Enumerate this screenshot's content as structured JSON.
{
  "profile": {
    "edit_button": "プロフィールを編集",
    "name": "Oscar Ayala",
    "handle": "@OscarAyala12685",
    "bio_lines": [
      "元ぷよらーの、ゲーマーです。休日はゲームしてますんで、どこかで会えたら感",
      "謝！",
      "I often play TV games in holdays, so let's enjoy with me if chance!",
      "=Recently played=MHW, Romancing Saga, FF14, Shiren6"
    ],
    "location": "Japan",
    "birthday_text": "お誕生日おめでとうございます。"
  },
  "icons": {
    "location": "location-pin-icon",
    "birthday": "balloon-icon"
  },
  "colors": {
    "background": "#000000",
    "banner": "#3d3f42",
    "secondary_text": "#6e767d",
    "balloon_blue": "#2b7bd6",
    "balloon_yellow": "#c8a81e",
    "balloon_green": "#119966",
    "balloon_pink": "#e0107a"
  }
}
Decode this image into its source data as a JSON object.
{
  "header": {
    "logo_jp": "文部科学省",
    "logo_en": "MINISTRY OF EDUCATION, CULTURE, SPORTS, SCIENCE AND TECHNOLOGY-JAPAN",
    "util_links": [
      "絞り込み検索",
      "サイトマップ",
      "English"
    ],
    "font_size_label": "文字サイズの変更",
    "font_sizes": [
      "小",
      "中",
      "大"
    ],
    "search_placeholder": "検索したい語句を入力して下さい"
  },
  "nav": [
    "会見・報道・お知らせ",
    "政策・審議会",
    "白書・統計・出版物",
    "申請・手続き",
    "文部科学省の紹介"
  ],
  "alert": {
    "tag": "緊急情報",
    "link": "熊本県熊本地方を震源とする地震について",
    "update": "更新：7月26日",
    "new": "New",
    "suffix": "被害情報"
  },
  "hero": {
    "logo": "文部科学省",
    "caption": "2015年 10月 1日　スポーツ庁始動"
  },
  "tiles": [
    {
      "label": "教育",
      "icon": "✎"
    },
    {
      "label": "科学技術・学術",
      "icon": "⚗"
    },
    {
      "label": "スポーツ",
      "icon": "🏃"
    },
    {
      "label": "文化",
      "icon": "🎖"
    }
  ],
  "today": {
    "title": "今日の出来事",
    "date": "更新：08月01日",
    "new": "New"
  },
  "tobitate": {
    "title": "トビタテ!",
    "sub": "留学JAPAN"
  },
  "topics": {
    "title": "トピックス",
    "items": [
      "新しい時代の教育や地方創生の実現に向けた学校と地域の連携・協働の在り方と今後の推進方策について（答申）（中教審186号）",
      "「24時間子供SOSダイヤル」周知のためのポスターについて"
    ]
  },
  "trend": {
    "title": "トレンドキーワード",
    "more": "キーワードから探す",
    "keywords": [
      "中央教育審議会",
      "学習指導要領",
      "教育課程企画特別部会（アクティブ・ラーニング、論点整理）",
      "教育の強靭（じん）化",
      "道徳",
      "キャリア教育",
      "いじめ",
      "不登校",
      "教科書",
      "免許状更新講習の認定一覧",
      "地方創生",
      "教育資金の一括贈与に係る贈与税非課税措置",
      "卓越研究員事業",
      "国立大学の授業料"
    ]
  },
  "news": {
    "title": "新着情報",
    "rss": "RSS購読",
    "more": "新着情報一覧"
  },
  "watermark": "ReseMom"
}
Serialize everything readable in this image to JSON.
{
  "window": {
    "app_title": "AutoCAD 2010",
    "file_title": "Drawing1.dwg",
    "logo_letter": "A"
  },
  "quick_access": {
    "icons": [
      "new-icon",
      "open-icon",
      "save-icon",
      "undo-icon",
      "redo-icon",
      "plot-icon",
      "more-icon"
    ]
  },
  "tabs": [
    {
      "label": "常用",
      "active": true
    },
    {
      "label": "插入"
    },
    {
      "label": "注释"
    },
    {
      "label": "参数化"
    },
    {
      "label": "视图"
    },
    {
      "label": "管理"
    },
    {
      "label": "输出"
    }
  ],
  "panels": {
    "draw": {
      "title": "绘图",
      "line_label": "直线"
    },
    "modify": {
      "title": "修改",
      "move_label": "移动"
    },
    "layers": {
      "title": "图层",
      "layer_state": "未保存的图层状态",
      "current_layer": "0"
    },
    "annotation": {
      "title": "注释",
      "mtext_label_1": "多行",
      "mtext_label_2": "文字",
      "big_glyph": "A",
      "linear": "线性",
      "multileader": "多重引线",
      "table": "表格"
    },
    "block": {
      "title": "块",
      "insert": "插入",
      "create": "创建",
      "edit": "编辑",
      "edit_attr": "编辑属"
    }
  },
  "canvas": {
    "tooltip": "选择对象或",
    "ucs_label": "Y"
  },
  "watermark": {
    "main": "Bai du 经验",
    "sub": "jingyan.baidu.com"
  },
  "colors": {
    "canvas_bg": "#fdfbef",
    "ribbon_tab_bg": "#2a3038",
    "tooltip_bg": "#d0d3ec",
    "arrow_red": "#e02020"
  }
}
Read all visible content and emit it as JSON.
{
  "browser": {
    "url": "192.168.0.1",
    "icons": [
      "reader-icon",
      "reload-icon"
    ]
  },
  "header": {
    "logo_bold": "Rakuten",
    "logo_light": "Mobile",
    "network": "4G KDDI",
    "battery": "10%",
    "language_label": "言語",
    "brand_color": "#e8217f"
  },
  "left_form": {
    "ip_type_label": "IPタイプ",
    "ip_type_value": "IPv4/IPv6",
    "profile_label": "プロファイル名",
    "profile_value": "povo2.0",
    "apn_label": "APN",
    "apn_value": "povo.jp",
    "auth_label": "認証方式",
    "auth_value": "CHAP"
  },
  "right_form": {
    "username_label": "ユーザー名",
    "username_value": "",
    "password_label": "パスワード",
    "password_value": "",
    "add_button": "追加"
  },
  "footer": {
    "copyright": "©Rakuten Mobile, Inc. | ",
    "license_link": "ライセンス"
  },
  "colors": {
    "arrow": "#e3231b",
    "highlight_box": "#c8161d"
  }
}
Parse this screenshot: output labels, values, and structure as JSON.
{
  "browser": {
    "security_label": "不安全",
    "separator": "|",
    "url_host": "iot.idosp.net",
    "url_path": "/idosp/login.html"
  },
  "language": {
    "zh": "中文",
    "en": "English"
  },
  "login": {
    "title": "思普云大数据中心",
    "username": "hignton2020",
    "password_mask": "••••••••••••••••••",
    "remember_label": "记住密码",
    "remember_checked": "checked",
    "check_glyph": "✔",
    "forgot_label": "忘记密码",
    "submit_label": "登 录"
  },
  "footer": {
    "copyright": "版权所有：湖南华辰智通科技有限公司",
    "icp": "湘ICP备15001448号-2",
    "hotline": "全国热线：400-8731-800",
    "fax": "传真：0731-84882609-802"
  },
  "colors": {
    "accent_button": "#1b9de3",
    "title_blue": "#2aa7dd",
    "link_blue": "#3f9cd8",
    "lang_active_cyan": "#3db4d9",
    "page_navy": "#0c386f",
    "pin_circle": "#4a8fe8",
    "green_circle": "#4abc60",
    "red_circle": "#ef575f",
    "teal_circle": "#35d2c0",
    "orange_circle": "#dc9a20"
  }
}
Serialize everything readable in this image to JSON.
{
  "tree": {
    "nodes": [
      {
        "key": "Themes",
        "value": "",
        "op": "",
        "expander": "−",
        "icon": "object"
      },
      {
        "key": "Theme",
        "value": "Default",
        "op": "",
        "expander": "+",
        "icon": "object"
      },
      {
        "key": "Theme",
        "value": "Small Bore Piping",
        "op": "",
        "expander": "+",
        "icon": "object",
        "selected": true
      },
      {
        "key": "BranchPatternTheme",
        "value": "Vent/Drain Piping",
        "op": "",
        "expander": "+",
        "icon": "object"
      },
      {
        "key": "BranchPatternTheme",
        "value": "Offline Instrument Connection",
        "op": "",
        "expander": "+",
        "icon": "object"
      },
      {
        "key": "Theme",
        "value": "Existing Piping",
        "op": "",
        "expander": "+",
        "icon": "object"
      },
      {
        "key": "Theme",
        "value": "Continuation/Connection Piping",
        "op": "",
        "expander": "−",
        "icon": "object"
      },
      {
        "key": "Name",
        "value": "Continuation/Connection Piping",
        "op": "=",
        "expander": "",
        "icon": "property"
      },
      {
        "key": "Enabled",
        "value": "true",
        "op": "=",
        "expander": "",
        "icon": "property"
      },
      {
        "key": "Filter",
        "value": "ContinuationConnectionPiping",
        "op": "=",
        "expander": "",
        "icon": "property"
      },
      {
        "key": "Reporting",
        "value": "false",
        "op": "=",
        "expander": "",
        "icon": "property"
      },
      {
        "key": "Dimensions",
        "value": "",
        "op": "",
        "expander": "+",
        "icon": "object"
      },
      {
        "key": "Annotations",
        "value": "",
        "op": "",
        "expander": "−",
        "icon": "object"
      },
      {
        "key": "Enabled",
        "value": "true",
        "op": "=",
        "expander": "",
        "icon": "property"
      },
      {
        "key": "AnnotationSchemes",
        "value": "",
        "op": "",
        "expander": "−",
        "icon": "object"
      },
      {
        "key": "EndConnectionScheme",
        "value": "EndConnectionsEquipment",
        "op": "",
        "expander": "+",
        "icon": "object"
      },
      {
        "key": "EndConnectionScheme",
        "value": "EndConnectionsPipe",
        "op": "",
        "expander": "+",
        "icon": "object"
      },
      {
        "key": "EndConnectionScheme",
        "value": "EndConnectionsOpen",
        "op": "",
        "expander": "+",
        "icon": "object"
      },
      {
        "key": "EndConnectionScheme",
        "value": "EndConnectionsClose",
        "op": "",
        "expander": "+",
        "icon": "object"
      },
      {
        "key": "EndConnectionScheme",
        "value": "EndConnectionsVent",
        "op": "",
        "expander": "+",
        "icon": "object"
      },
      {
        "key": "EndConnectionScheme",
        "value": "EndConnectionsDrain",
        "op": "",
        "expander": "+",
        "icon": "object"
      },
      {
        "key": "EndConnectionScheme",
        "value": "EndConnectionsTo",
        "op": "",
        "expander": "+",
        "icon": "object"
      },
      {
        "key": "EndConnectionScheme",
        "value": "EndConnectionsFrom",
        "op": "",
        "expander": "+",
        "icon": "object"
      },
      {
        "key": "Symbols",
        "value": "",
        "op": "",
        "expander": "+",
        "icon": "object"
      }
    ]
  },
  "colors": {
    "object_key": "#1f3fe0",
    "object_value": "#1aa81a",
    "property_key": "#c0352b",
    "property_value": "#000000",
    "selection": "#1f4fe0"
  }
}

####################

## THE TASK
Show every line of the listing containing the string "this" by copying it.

## ANSWER TO THE EXERCISE
Enumerate this screenshot's content as structured JSON.
Decode this image into its source data as a JSON object.
Serialize everything readable in this image to JSON.
Parse this screenshot: output labels, values, and structure as JSON.
Serialize everything readable in this image to JSON.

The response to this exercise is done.